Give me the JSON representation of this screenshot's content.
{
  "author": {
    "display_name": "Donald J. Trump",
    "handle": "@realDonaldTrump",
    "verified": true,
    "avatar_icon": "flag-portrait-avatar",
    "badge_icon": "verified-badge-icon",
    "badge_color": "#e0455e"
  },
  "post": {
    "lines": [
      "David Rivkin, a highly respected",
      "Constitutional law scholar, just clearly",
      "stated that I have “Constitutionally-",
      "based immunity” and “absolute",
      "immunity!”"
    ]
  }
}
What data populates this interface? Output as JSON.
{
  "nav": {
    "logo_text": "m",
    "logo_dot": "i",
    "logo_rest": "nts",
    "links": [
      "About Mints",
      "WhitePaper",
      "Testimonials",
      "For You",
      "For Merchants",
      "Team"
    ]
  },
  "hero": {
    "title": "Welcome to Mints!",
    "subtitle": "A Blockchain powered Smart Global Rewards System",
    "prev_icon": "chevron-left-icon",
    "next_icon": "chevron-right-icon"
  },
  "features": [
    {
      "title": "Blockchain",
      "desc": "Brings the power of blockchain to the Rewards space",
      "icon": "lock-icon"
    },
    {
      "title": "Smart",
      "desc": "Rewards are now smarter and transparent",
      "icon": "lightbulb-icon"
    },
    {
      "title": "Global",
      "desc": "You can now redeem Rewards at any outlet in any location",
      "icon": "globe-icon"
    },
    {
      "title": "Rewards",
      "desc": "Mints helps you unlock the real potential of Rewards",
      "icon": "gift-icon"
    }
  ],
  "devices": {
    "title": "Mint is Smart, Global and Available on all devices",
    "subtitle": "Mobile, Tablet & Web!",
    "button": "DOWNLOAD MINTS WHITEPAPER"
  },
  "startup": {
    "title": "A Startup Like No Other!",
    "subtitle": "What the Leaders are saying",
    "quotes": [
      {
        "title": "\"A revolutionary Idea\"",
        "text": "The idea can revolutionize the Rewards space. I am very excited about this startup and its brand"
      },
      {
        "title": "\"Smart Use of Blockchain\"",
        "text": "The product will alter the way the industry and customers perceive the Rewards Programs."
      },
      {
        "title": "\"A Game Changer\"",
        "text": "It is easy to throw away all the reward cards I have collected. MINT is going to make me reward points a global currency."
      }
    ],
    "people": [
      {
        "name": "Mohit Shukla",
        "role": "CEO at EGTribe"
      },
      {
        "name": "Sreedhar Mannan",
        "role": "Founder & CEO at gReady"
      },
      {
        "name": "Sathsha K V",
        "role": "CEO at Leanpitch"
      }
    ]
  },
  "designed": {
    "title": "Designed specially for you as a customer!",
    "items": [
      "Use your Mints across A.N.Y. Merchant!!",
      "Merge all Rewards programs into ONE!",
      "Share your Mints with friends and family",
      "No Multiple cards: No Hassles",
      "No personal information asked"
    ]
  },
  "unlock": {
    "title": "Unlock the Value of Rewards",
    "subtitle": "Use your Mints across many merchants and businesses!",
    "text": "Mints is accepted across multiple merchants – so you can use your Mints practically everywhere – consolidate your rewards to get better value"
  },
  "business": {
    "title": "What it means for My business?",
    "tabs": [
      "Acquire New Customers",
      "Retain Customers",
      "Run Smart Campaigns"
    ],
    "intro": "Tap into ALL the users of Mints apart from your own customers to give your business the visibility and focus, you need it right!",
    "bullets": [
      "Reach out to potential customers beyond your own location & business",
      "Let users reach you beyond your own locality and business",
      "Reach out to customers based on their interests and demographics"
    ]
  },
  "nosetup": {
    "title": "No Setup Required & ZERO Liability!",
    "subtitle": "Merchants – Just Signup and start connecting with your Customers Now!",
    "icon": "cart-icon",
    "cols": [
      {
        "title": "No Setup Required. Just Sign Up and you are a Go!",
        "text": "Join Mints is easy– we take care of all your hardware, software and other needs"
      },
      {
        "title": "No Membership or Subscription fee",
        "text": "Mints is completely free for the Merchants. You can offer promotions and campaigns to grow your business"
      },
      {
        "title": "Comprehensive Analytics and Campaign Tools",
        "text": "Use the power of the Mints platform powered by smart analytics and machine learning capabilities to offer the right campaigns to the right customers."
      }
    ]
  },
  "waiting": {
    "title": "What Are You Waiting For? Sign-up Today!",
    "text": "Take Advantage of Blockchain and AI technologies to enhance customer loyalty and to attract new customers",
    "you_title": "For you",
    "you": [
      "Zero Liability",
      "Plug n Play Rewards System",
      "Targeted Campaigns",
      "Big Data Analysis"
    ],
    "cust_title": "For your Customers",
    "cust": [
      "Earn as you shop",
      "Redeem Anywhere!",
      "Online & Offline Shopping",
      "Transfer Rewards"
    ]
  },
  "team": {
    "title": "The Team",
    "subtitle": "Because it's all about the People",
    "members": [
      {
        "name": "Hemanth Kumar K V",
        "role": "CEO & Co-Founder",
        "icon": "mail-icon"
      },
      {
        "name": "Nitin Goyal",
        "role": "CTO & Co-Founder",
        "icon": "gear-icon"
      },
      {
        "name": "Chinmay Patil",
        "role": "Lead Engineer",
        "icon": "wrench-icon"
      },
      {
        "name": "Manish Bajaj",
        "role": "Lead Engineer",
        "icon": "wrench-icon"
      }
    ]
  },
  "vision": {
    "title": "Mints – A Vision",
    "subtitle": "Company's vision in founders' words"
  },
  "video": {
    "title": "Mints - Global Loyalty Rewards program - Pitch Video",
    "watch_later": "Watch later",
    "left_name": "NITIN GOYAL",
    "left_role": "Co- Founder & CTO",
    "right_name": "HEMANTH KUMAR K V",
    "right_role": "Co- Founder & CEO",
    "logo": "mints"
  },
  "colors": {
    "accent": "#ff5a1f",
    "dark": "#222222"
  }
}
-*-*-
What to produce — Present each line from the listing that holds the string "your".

Solution to this task —
      "Use your Mints across A.N.Y. Merchant!!",
      "Share your Mints with friends and family",
    "subtitle": "Use your Mints across many merchants and businesses!",
    "text": "Mints is accepted across multiple merchants – so you can use your Mints practically everywhere – consolidate your rewards to get better value"
    "intro": "Tap into ALL the users of Mints apart from your own customers to give your business the visibility and focus, you need it right!",
      "Reach out to potential customers beyond your own location & business",
      "Let users reach you beyond your own locality and business",
    "subtitle": "Merchants – Just Signup and start connecting with your Customers Now!",
        "text": "Join Mints is easy– we take care of all your hardware, software and other needs"
        "text": "Mints is completely free for the Merchants. You can offer promotions and campaigns to grow your business"
    "cust_title": "For your Customers",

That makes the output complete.